Shortly after processing those feelings, I found myself feeling very validated. Doctors kept telling me that depression is hereditary and for years I kept telling them that I was the only one. Through that blog post, I learned that those doctors were right and having the support and understanding of others in my family who suffer from depression also, reminds me that I will never be alone again.
In the dark times of my depression, dead or alive just doesn’t matter. It’s not like I want to die, I just feel dead inside. I just don’t care. I can’t explain it. I’m just incredibly sad. When I feel good, I think how could I ever feel anything but good, but I also know that darkness can be hiding around the next bend. It’s scary, really scary. It’s not fair to my husband, my kids or my family & friends, not to mention my business partners, but honestly I don’t feel like there is anything I can do about it at the time. I must say that there is always one thing that can (temporarily) pull me out no matter what. When the phone rings and it is a client in labor, EVERYTHING shuts off. Every time! I become a doula and nothing but supporting that new family as they welcome their child matters.
Depression is a taboo topic and a difficult and embarrassing one to discuss. Every new patient form I have filled out over the years, has asked if I suffer from depression. I always wonder, why do they want to know? Even though I would check yes, no one would ever mention it or address it. I took that as a sign that I was supposed to just live with it. I was suffering in silence and what’s worse is that my husband and children were suffering too. Knowing that they would do anything they could, to “pull me out” and not being able to even reach for their hands, breaks my heart even as I write this.
I am now doused in self acceptance. This is who I am. I will forever carry a depression diagnosis with me where ever I go. Every morning when I wake up, my depression is the first thing I think about because before I do anything else, I take my medicine. Every night, my depression is the last thing I think about because right before I close my eyes, I take my medicine. The rest of the day, I try not to think about it. I’ve accepted it. My life doesn’t revolve around it, at least not anymore. I now have the tools I have needed to manage this debilitating illness, but more importantly, I have lost the shame.
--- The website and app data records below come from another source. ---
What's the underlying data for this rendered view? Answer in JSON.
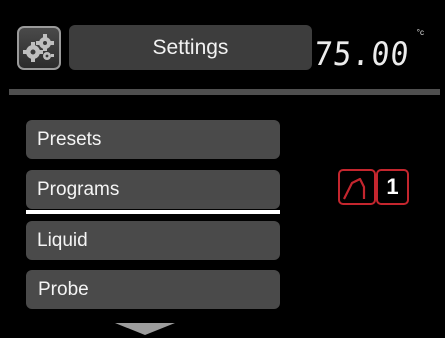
{
  "header": {
    "title": "Settings",
    "settings_icon": "gear-cluster-icon",
    "temperature": "75.00",
    "temperature_unit": "°c"
  },
  "menu": {
    "items": [
      {
        "label": "Presets",
        "selected": false
      },
      {
        "label": "Programs",
        "selected": true
      },
      {
        "label": "Liquid",
        "selected": false
      },
      {
        "label": "Probe",
        "selected": false
      }
    ],
    "scroll_icon": "triangle-down-icon"
  },
  "program_indicator": {
    "icon": "program-profile-icon",
    "number": "1",
    "accent_color": "#c4262e"
  },
  "colors": {
    "background": "#000000",
    "panel": "#4a4a4a",
    "accent": "#c4262e"
  }
}
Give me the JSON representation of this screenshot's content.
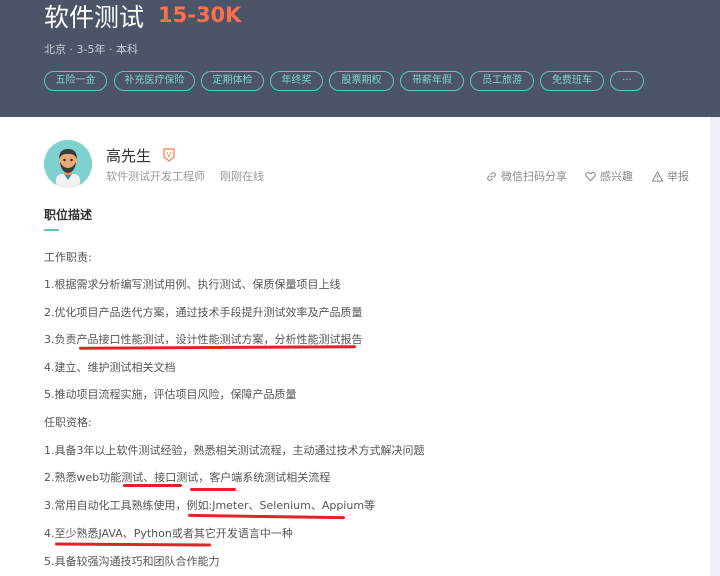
{
  "job": {
    "title": "软件测试",
    "salary": "15-30K",
    "meta": "北京 · 3-5年 · 本科"
  },
  "tags": [
    "五险一金",
    "补充医疗保险",
    "定期体检",
    "年终奖",
    "股票期权",
    "带薪年假",
    "员工旅游",
    "免费班车",
    "···"
  ],
  "recruiter": {
    "name": "高先生",
    "badge": "V",
    "role": "软件测试开发工程师",
    "status": "刚刚在线"
  },
  "actions": {
    "share": "微信扫码分享",
    "interest": "感兴趣",
    "report": "举报"
  },
  "description": {
    "section_title": "职位描述",
    "lines": [
      "工作职责:",
      "1.根据需求分析编写测试用例、执行测试、保质保量项目上线",
      "2.优化项目产品迭代方案，通过技术手段提升测试效率及产品质量",
      "3.负责产品接口性能测试，设计性能测试方案，分析性能测试报告",
      "4.建立、维护测试相关文档",
      "5.推动项目流程实施，评估项目风险，保障产品质量",
      "任职资格:",
      "1.具备3年以上软件测试经验，熟悉相关测试流程，主动通过技术方式解决问题",
      "2.熟悉web功能测试、接口测试，客户端系统测试相关流程",
      "3.常用自动化工具熟练使用，例如:Jmeter、Selenium、Appium等",
      "4.至少熟悉JAVA、Python或者其它开发语言中一种",
      "5.具备较强沟通技巧和团队合作能力"
    ]
  },
  "colors": {
    "header_bg": "#4b5567",
    "salary": "#ff6f4e",
    "accent": "#5fc6b6",
    "highlight_mark": "#e0232b"
  },
  "icons": [
    "verified-badge-icon",
    "link-icon",
    "heart-icon",
    "warning-icon",
    "avatar-icon"
  ]
}
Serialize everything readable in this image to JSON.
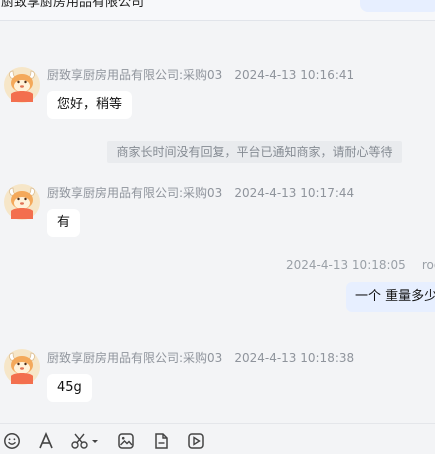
{
  "header": {
    "title": "厨致享厨房用品有限公司"
  },
  "messages": [
    {
      "sender": "厨致享厨房用品有限公司:采购03",
      "time": "2024-4-13 10:16:41",
      "text": "您好，稍等"
    },
    {
      "sender": "厨致享厨房用品有限公司:采购03",
      "time": "2024-4-13 10:17:44",
      "text": "有"
    },
    {
      "sender": "厨致享厨房用品有限公司:采购03",
      "time": "2024-4-13 10:18:38",
      "text": "45g"
    }
  ],
  "system_notice": "商家长时间没有回复，平台已通知商家，请耐心等待",
  "right_message": {
    "time": "2024-4-13 10:18:05",
    "sender": "rool",
    "text": "一个 重量多少"
  },
  "toolbar": {
    "icons": [
      "emoji-icon",
      "font-icon",
      "screenshot-icon",
      "image-icon",
      "file-icon",
      "video-icon"
    ]
  },
  "colors": {
    "page_background": "#f3f4f6",
    "left_bubble": "#ffffff",
    "right_bubble": "#e7efff",
    "muted_text": "#8f949c",
    "notice_background": "#e9ebee"
  }
}
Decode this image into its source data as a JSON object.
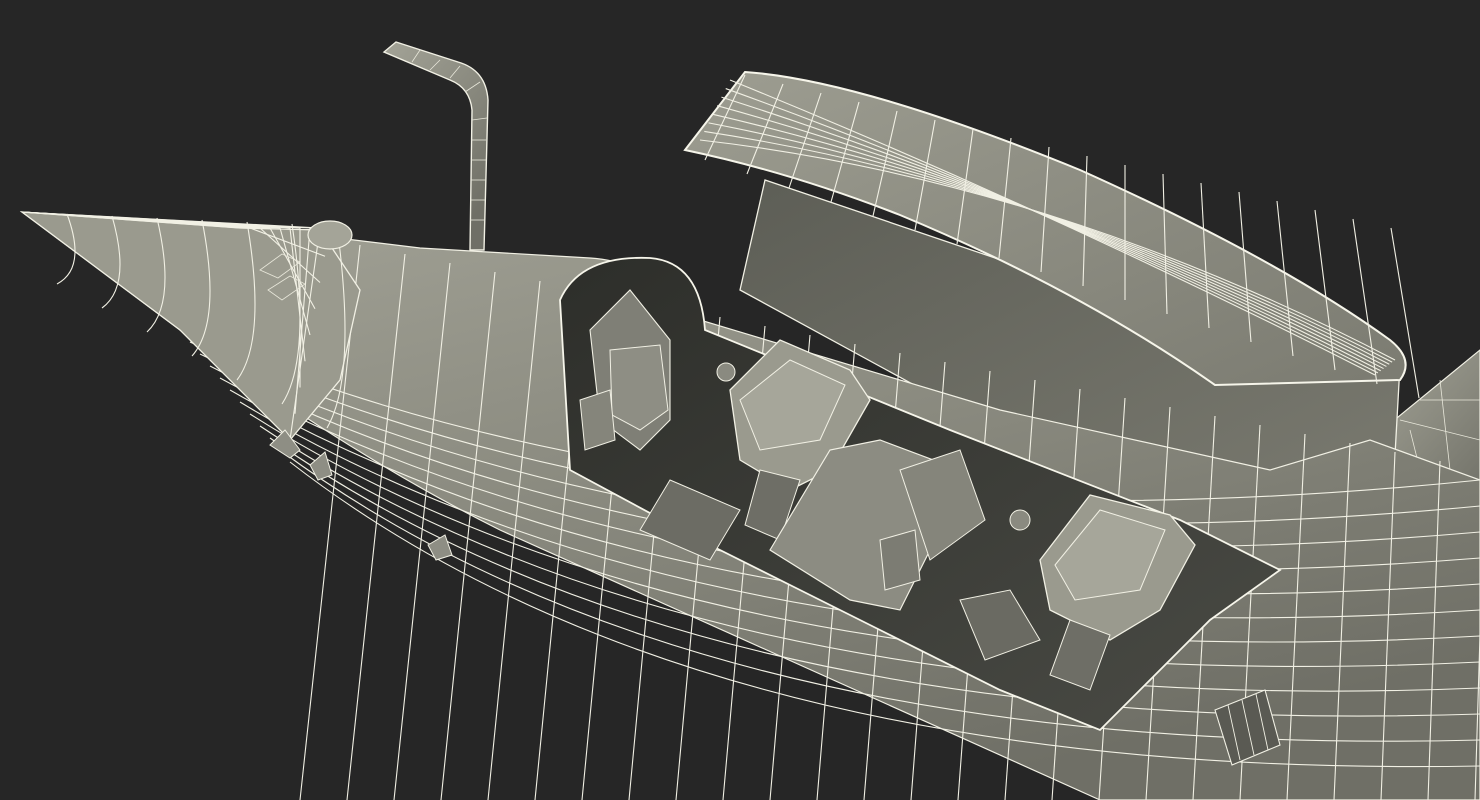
{
  "scene": {
    "background_color": "#262626",
    "surface_color": "#8c8c82",
    "shadow_color": "#3e3f3a",
    "wire_color": "#f1f0e4",
    "parts": [
      "nose-cone",
      "refueling-probe",
      "fuselage",
      "open-canopy",
      "front-cockpit",
      "front-ejection-seat",
      "rear-cockpit",
      "rear-ejection-seat",
      "wing-root"
    ]
  }
}
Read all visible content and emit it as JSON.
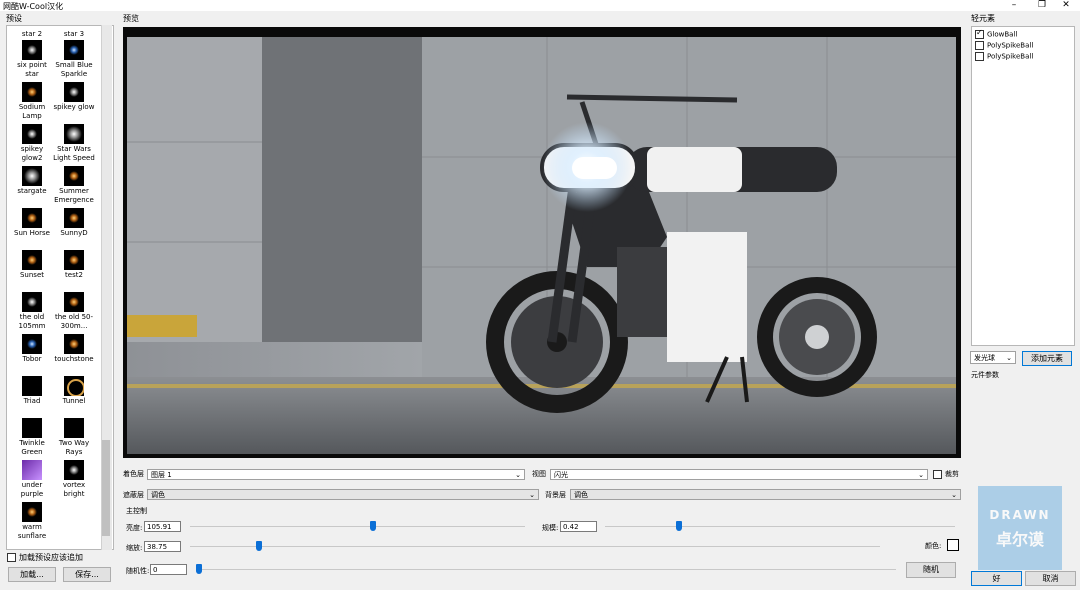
{
  "window": {
    "title": "网酷W-Cool汉化"
  },
  "presets": {
    "label": "预设",
    "items": [
      {
        "name": "star 2",
        "thumb": "white"
      },
      {
        "name": "star 3",
        "thumb": "white"
      },
      {
        "name": "six point star",
        "thumb": "white"
      },
      {
        "name": "Small Blue Sparkle",
        "thumb": "blue"
      },
      {
        "name": "Sodium Lamp",
        "thumb": "warm"
      },
      {
        "name": "spikey glow",
        "thumb": "white"
      },
      {
        "name": "spikey glow2",
        "thumb": "white"
      },
      {
        "name": "Star Wars Light Speed",
        "thumb": "big"
      },
      {
        "name": "stargate",
        "thumb": "big"
      },
      {
        "name": "Summer Emergence",
        "thumb": "warm"
      },
      {
        "name": "Sun Horse",
        "thumb": "warm"
      },
      {
        "name": "SunnyD",
        "thumb": "warm"
      },
      {
        "name": "Sunset",
        "thumb": "warm"
      },
      {
        "name": "test2",
        "thumb": "warm"
      },
      {
        "name": "the old 105mm",
        "thumb": "white"
      },
      {
        "name": "the old 50-300m...",
        "thumb": "warm"
      },
      {
        "name": "Tobor",
        "thumb": "blue"
      },
      {
        "name": "touchstone",
        "thumb": "warm"
      },
      {
        "name": "Triad",
        "thumb": "black"
      },
      {
        "name": "Tunnel",
        "thumb": "ring"
      },
      {
        "name": "Twinkle Green",
        "thumb": "black"
      },
      {
        "name": "Two Way Rays",
        "thumb": "black"
      },
      {
        "name": "under purple",
        "thumb": "purple"
      },
      {
        "name": "vortex bright",
        "thumb": "white"
      },
      {
        "name": "warm sunflare",
        "thumb": "warm"
      }
    ],
    "add_to_existing_label": "加载预设应该追加",
    "load_button": "加载...",
    "save_button": "保存..."
  },
  "preview": {
    "label": "预览"
  },
  "controls": {
    "color_layer_label": "着色层",
    "color_layer_value": "图层 1",
    "view_label": "视图",
    "view_value": "闪光",
    "clip_label": "裁剪",
    "mask_layer_label": "遮蔽层",
    "mask_layer_value": "调色",
    "bg_layer_label": "背景层",
    "bg_layer_value": "调色",
    "main_controls_label": "主控制",
    "brightness_label": "亮度:",
    "brightness_value": "105.91",
    "brightness_level": 0.5,
    "scale_label": "规模:",
    "scale_value": "0.42",
    "scale_level": 0.21,
    "zoom_label": "缩放:",
    "zoom_value": "38.75",
    "zoom_level": 0.1,
    "color_label": "颜色:",
    "randomness_label": "随机性:",
    "randomness_value": "0",
    "randomness_level": 0.0,
    "random_button": "随机"
  },
  "elements": {
    "label": "轻元素",
    "items": [
      {
        "name": "GlowBall",
        "checked": true
      },
      {
        "name": "PolySpikeBall",
        "checked": false
      },
      {
        "name": "PolySpikeBall",
        "checked": false
      }
    ],
    "type_select": "发光球",
    "add_button": "添加元素",
    "params_label": "元件参数"
  },
  "dialog": {
    "ok_button": "好",
    "cancel_button": "取消"
  },
  "watermark": {
    "line1": "DRAWN",
    "line2": "卓尔谟"
  },
  "colors": {
    "accent": "#0b6fd6",
    "headlight": "#e8f4ff"
  }
}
My windows are open wide and I am not afraid to be who I am. I thank you over and over again for your acceptance of the real Debbie and I hope that I have in some small way, made it a little be easier for you to open yours.
Authored By: Debbie Aglietti